PROBLEM DESCRIPTION: Scan the records for the string "rectangle"; copy each line where it occurs.

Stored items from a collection
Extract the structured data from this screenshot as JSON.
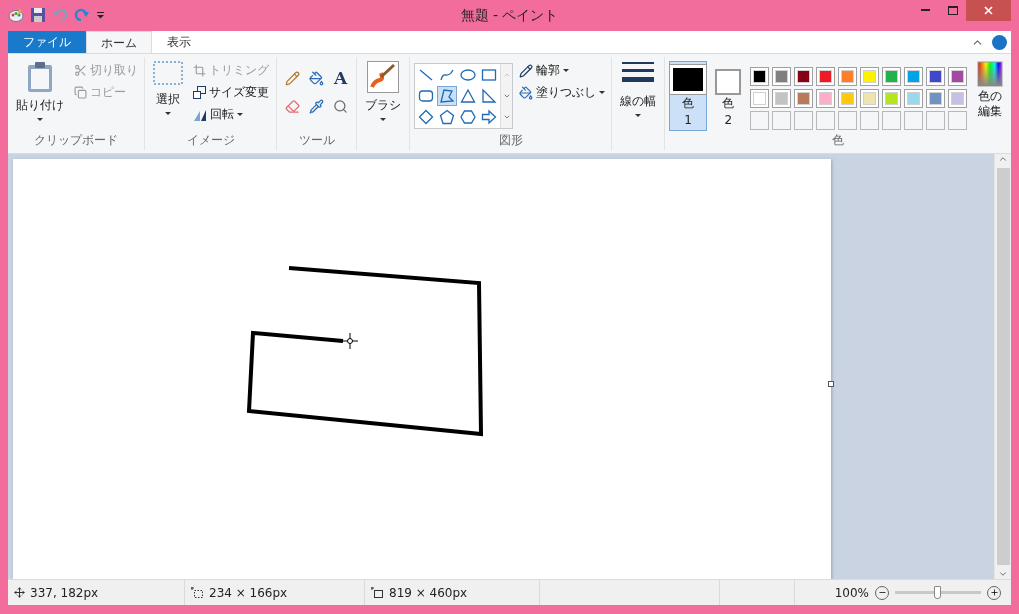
{
  "window": {
    "title": "無題 - ペイント"
  },
  "tabs": [
    {
      "label": "ファイル",
      "kind": "file",
      "selected": false
    },
    {
      "label": "ホーム",
      "kind": "tab",
      "selected": true
    },
    {
      "label": "表示",
      "kind": "tab",
      "selected": false
    }
  ],
  "clipboard": {
    "paste": "貼り付け",
    "cut": {
      "label": "切り取り",
      "disabled": true
    },
    "copy": {
      "label": "コピー",
      "disabled": true
    },
    "group_label": "クリップボード"
  },
  "image": {
    "select": "選択",
    "crop": {
      "label": "トリミング",
      "disabled": true
    },
    "resize": {
      "label": "サイズ変更",
      "disabled": false
    },
    "rotate": {
      "label": "回転",
      "disabled": false
    },
    "group_label": "イメージ"
  },
  "tools": {
    "group_label": "ツール",
    "text_tool": "A"
  },
  "brush": {
    "label": "ブラシ"
  },
  "shapes": {
    "items": [
      {
        "kind": "line",
        "selected": false
      },
      {
        "kind": "curve",
        "selected": false
      },
      {
        "kind": "oval",
        "selected": false
      },
      {
        "kind": "rectangle",
        "selected": false
      },
      {
        "kind": "rounded-rectangle",
        "selected": false
      },
      {
        "kind": "polygon",
        "selected": true
      },
      {
        "kind": "triangle",
        "selected": false
      },
      {
        "kind": "right-triangle",
        "selected": false
      },
      {
        "kind": "diamond",
        "selected": false
      },
      {
        "kind": "pentagon",
        "selected": false
      },
      {
        "kind": "hexagon",
        "selected": false
      },
      {
        "kind": "arrow",
        "selected": false
      }
    ],
    "outline": "輪郭",
    "fill": "塗りつぶし",
    "group_label": "図形"
  },
  "line_width": {
    "label": "線の幅"
  },
  "colors": {
    "slots": [
      {
        "label": "色",
        "number": "1",
        "color": "#000000",
        "selected": true
      },
      {
        "label": "色",
        "number": "2",
        "color": "#ffffff",
        "selected": false
      }
    ],
    "palette": [
      {
        "color": "#000000"
      },
      {
        "color": "#7f7f7f"
      },
      {
        "color": "#880015"
      },
      {
        "color": "#ed1c24"
      },
      {
        "color": "#ff7f27"
      },
      {
        "color": "#fff200"
      },
      {
        "color": "#22b14c"
      },
      {
        "color": "#00a2e8"
      },
      {
        "color": "#3f48cc"
      },
      {
        "color": "#a349a4"
      },
      {
        "color": "#ffffff"
      },
      {
        "color": "#c3c3c3"
      },
      {
        "color": "#b97a57"
      },
      {
        "color": "#ffaec9"
      },
      {
        "color": "#ffc90e"
      },
      {
        "color": "#efe4b0"
      },
      {
        "color": "#b5e61d"
      },
      {
        "color": "#99d9ea"
      },
      {
        "color": "#7092be"
      },
      {
        "color": "#c8bfe7"
      }
    ],
    "edit_label": "色の編集",
    "group_label": "色"
  },
  "status_bar": {
    "position": "337, 182px",
    "selection": "234 × 166px",
    "canvas_size": "819 × 460px",
    "zoom": "100%",
    "zoom_slider": {
      "level": 0.5
    }
  }
}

REPLY TO THE TASK:
        "kind": "rectangle",
        "kind": "rounded-rectangle",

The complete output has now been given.